Feb 10, 2013 at 10:43 PM
Kerry Earnhardt, the eldest son of seven-time NASCAR champion Dale Earnhardt, is finding success outside of auto racing.
The Earnhardt Collection, a signature series of homes designed by Kerry and his wife Rene’ in collaboration with Schumacher Homes, earned two gold awards at the 2013 International Builders Show in Las Vegas.
The collection’s Blue Ridge Floor plan earned the award for Best Architectural Design. It also won the category of Best Special Promotion for its work in the Earnhardt Collection’s grand opening last year. The awards were presented by the National Sales and Marketing Council of the National Association of Home Builders.
Earnhardt, who physically resembles his late father more than his famous half-brother, began racing in 1992 at the local level. He was Hickory Motor Speedway Rookie of the Year in 1994 and made his NASCAR Nationwide Series debut in 1998.
He made his Sprint Cup debut at Michigan in 2000, racing against his father and brother.
From 1998-2009, he competed in seven Sprint Cup races, 72 Nationwide Series races and 27 Truck Series races. His only full season of competition was 2002 in the Nationwide Series, highlighted by a runner-up finish to Jeff Burton at Kansas.
Earnhardt, 43, has focused on other interests in recent years as well as helping promote his son’s racing career.
Kerry’s son, Jeffrey, is a current NASCAR Nationwide Series driver as well as a Mixed Martial Arts competitor.
Jeffrey Earnhardt made six starts in the Nationwide Series last season, but recently announced plans to run the full 2013 schedule.To date, his best finish in major NASCAR competition is a seventh-place at the 2011 season-opening Truck Series race at Daytona.
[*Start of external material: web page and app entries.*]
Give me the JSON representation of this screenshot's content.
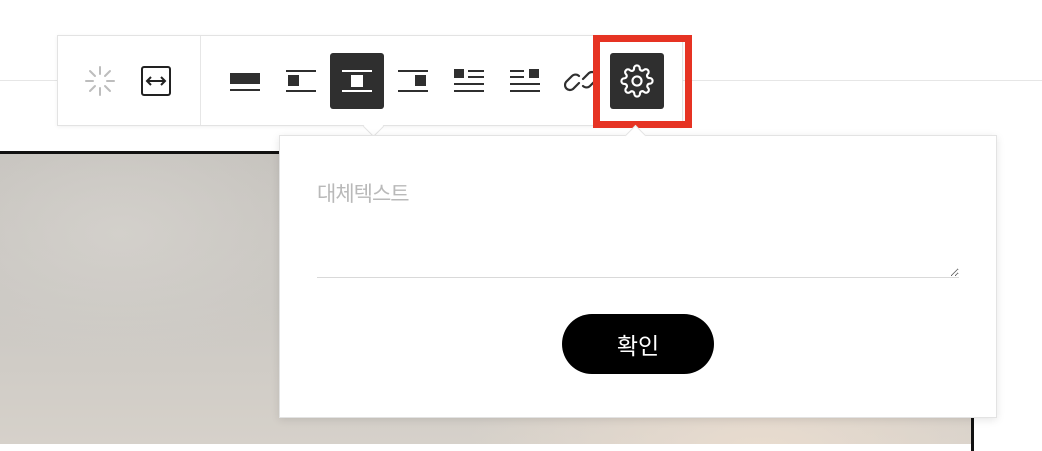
{
  "alt_text": {
    "placeholder": "대체텍스트",
    "value": ""
  },
  "confirm_label": "확인",
  "toolbar": {
    "buttons": [
      {
        "name": "loading-icon",
        "state": "disabled"
      },
      {
        "name": "resize-width-icon"
      },
      {
        "name": "align-full-icon"
      },
      {
        "name": "align-left-icon"
      },
      {
        "name": "align-center-icon",
        "state": "active"
      },
      {
        "name": "align-right-icon"
      },
      {
        "name": "wrap-left-icon"
      },
      {
        "name": "wrap-right-icon"
      },
      {
        "name": "link-icon"
      },
      {
        "name": "settings-icon",
        "state": "active"
      }
    ],
    "highlight_color": "#e63323"
  },
  "colors": {
    "active_button": "#2f2f2f",
    "confirm_button": "#000000",
    "placeholder": "#b9b9b9"
  }
}
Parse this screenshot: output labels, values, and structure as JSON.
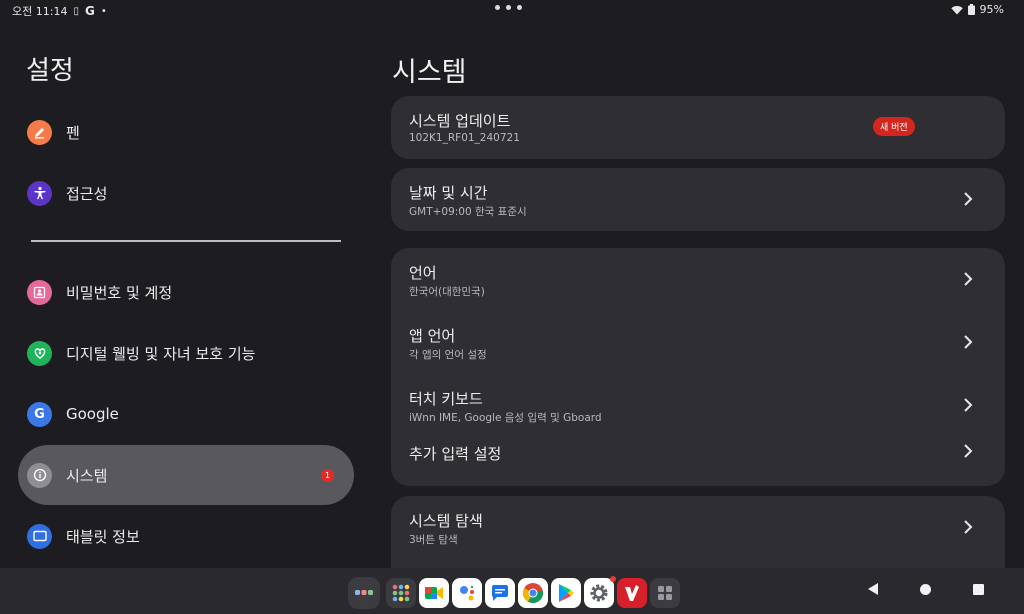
{
  "status_bar": {
    "time": "오전 11:14",
    "google_icon": "G",
    "battery": "95%"
  },
  "left": {
    "title": "설정",
    "items": [
      {
        "label": "펜",
        "icon": "pen-icon",
        "color": "#f47c4a"
      },
      {
        "label": "접근성",
        "icon": "accessibility-icon",
        "color": "#5a35c8"
      },
      {
        "label": "비밀번호 및 계정",
        "icon": "account-icon",
        "color": "#e46a9a"
      },
      {
        "label": "디지털 웰빙 및 자녀 보호 기능",
        "icon": "wellbeing-icon",
        "color": "#1fb45a"
      },
      {
        "label": "Google",
        "icon": "google-icon",
        "color": "#3a78e6"
      },
      {
        "label": "시스템",
        "icon": "info-icon",
        "color": "#8e8e93",
        "badge": "1"
      },
      {
        "label": "태블릿 정보",
        "icon": "tablet-icon",
        "color": "#2f6fe0"
      }
    ]
  },
  "right": {
    "title": "시스템",
    "cards": [
      {
        "rows": [
          {
            "title": "시스템 업데이트",
            "subtitle": "102K1_RF01_240721",
            "badge": "새 버전"
          }
        ]
      },
      {
        "rows": [
          {
            "title": "날짜 및 시간",
            "subtitle": "GMT+09:00 한국 표준시"
          }
        ]
      },
      {
        "rows": [
          {
            "title": "언어",
            "subtitle": "한국어(대한민국)"
          },
          {
            "title": "앱 언어",
            "subtitle": "각 앱의 언어 설정"
          },
          {
            "title": "터치 키보드",
            "subtitle": "iWnn IME, Google 음성 입력 및 Gboard"
          },
          {
            "title": "추가 입력 설정",
            "subtitle": ""
          }
        ]
      },
      {
        "rows": [
          {
            "title": "시스템 탐색",
            "subtitle": "3버튼 탐색"
          }
        ]
      }
    ]
  },
  "taskbar": {
    "apps": [
      "all-apps-icon",
      "app-grid-icon",
      "meet-icon",
      "assistant-icon",
      "messages-icon",
      "chrome-icon",
      "play-store-icon",
      "settings-icon",
      "app-v-icon",
      "app-drawer-icon"
    ]
  }
}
The Sprint Cup season opens this Saturday night with the Sprint Unlimited (formerly Budweiser Shootout) at Daytona International Speedway.
Last year, Kyle Busch made two incredible saves, then edged Tony Stewart in the closest finish in the race’s history.
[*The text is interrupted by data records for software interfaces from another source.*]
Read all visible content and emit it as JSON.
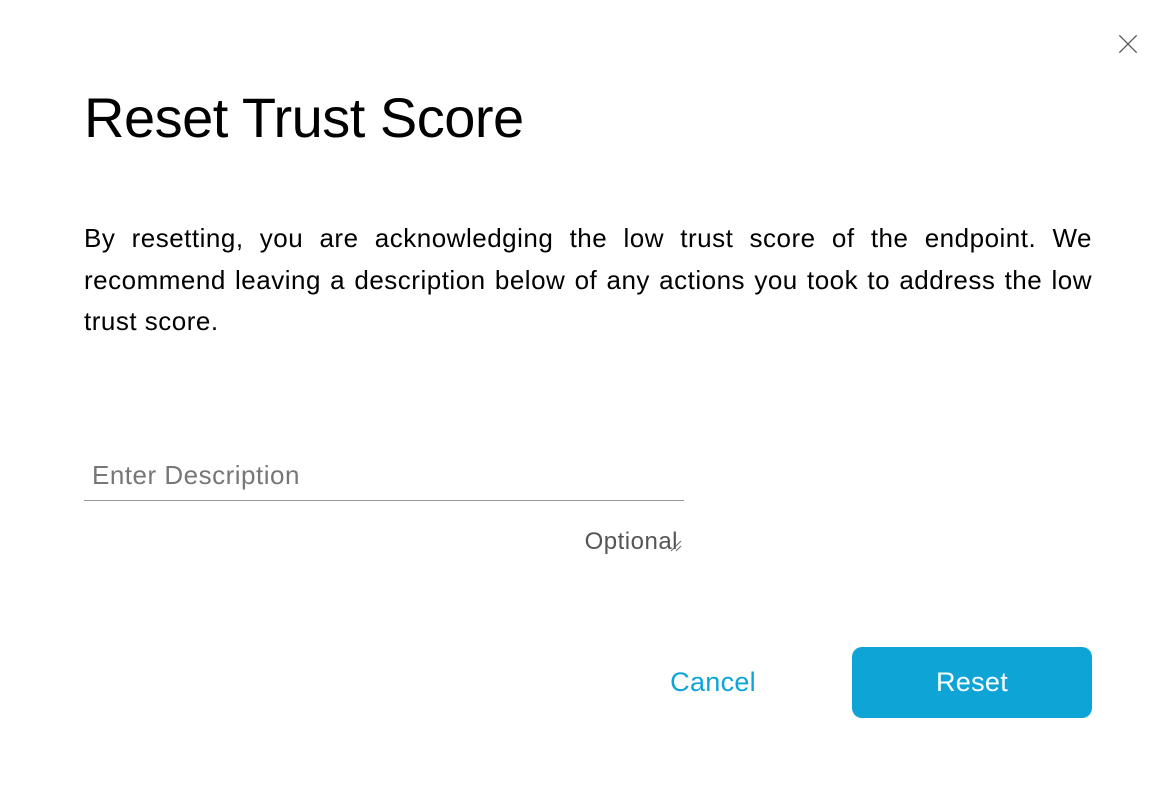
{
  "dialog": {
    "title": "Reset Trust Score",
    "description": "By resetting, you are acknowledging the low trust score of the endpoint. We recommend leaving a description below of any actions you took to address the low trust score."
  },
  "input": {
    "placeholder": "Enter Description",
    "helper": "Optional",
    "value": ""
  },
  "buttons": {
    "cancel": "Cancel",
    "reset": "Reset"
  }
}
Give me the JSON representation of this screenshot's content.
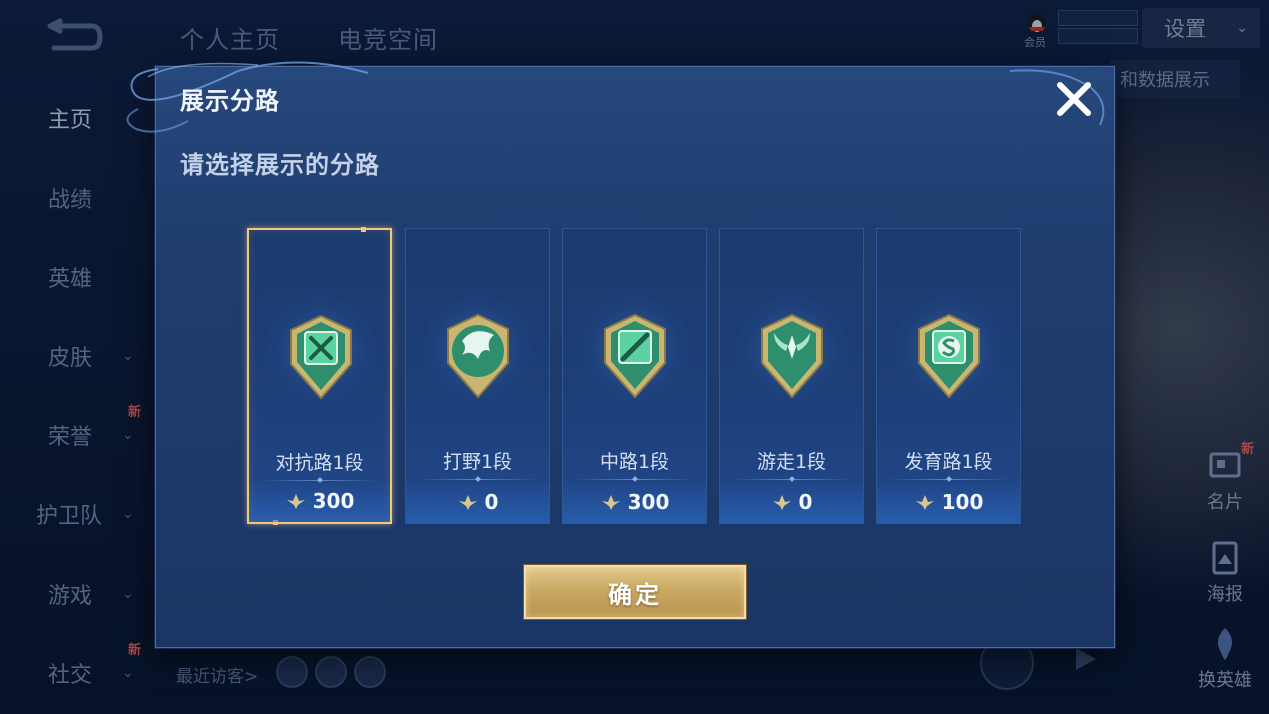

Originally called the Busch Clash, Buddy Baker won the inaugural race for the previous season’s pole winners in 1979. Five times, the winner of the race has gone on to win the Daytona 500, the first was Bobby Allison in 1982 and the last was Dale Jarrett in 2000.
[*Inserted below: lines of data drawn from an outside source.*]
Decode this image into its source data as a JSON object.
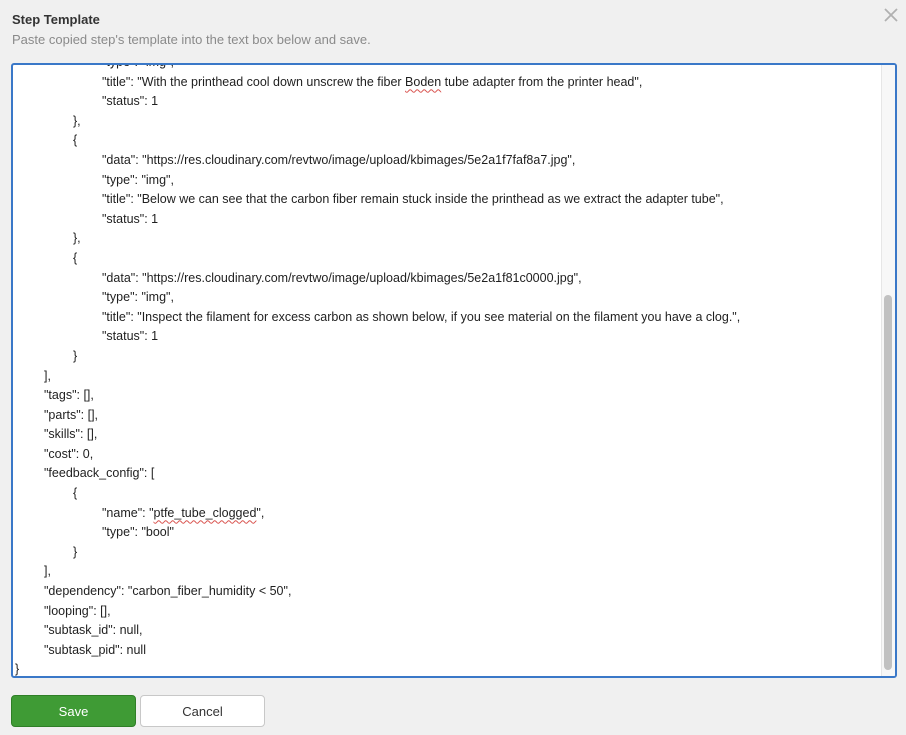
{
  "dialog": {
    "title": "Step Template",
    "subtitle": "Paste copied step's template into the text box below and save."
  },
  "editor": {
    "lines": [
      {
        "indent": 3,
        "text": "\"type\": \"img\","
      },
      {
        "indent": 3,
        "text": "\"title\": \"With the printhead cool down unscrew the fiber Boden tube adapter from the printer head\","
      },
      {
        "indent": 3,
        "text": "\"status\": 1"
      },
      {
        "indent": 2,
        "text": "},"
      },
      {
        "indent": 2,
        "text": "{"
      },
      {
        "indent": 3,
        "text": "\"data\": \"https://res.cloudinary.com/revtwo/image/upload/kbimages/5e2a1f7faf8a7.jpg\","
      },
      {
        "indent": 3,
        "text": "\"type\": \"img\","
      },
      {
        "indent": 3,
        "text": "\"title\": \"Below we can see that the carbon fiber remain stuck inside the printhead as we extract the adapter tube\","
      },
      {
        "indent": 3,
        "text": "\"status\": 1"
      },
      {
        "indent": 2,
        "text": "},"
      },
      {
        "indent": 2,
        "text": "{"
      },
      {
        "indent": 3,
        "text": "\"data\": \"https://res.cloudinary.com/revtwo/image/upload/kbimages/5e2a1f81c0000.jpg\","
      },
      {
        "indent": 3,
        "text": "\"type\": \"img\","
      },
      {
        "indent": 3,
        "text": "\"title\": \"Inspect the filament for excess carbon as shown below, if you see material on the filament you have a clog.\","
      },
      {
        "indent": 3,
        "text": "\"status\": 1"
      },
      {
        "indent": 2,
        "text": "}"
      },
      {
        "indent": 1,
        "text": "],"
      },
      {
        "indent": 1,
        "text": "\"tags\": [],"
      },
      {
        "indent": 1,
        "text": "\"parts\": [],"
      },
      {
        "indent": 1,
        "text": "\"skills\": [],"
      },
      {
        "indent": 1,
        "text": "\"cost\": 0,"
      },
      {
        "indent": 1,
        "text": "\"feedback_config\": ["
      },
      {
        "indent": 2,
        "text": "{"
      },
      {
        "indent": 3,
        "text": "\"name\": \"ptfe_tube_clogged\","
      },
      {
        "indent": 3,
        "text": "\"type\": \"bool\""
      },
      {
        "indent": 2,
        "text": "}"
      },
      {
        "indent": 1,
        "text": "],"
      },
      {
        "indent": 1,
        "text": "\"dependency\": \"carbon_fiber_humidity < 50\","
      },
      {
        "indent": 1,
        "text": "\"looping\": [],"
      },
      {
        "indent": 1,
        "text": "\"subtask_id\": null,"
      },
      {
        "indent": 1,
        "text": "\"subtask_pid\": null"
      },
      {
        "indent": 0,
        "text": "}"
      }
    ],
    "spellcheck_words": [
      "Boden",
      "ptfe_tube_clogged"
    ]
  },
  "buttons": {
    "save_label": "Save",
    "cancel_label": "Cancel"
  },
  "icons": {
    "close": "close-icon"
  },
  "colors": {
    "accent": "#3a78c8",
    "save": "#3f9b35",
    "spellcheck": "#d9534f"
  }
}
Dale Earnhardt won a record six Shootouts. Among active drivers, Stewart is a three-time race winner. Jeff Gordon, Kevin Harvick and Dale Earnhardt Jr. are two-time winners.
Before racing legends Rusty Wallace, Herb Thomas, Cotton Owens, Leonard Wood and Buck Baker were inducted into the NASCAR Hall of Fame this past Friday night, the presentation of the inaugural Squier-Hall Award for NASCAR Media Excellence, was awarded to namesakes Ken Squier and Barney Hall.
Squier, who was recently inducted into the NMPA (National Motorsports Press Association) Hall of Fame, is best-known for his two-decade run as the lead announcer on CBS’ race coverage.
Squier, who gave the “Great American Race” nickname to the Daytona 500, called races for the CBS and TBS networks until from 1979-97 before shifting to a role as studio host. Squier, 78, still make special television appearances, mainly on the SPEED network.
Hall, a 2007 NMPA Hall of Fame inductee, began his career in the 1950s working at local radio stations in North Carolina.
He served as Bristol Motor Speedway’s first public address announcer when the track opened.
He called his first Daytona 500 in 1960, and joined the Motor Racing Network at its inception in 1970. He worked first as a turn announcer and then moved to the broadcast booth in the late 1970s where he has been a fixture ever since.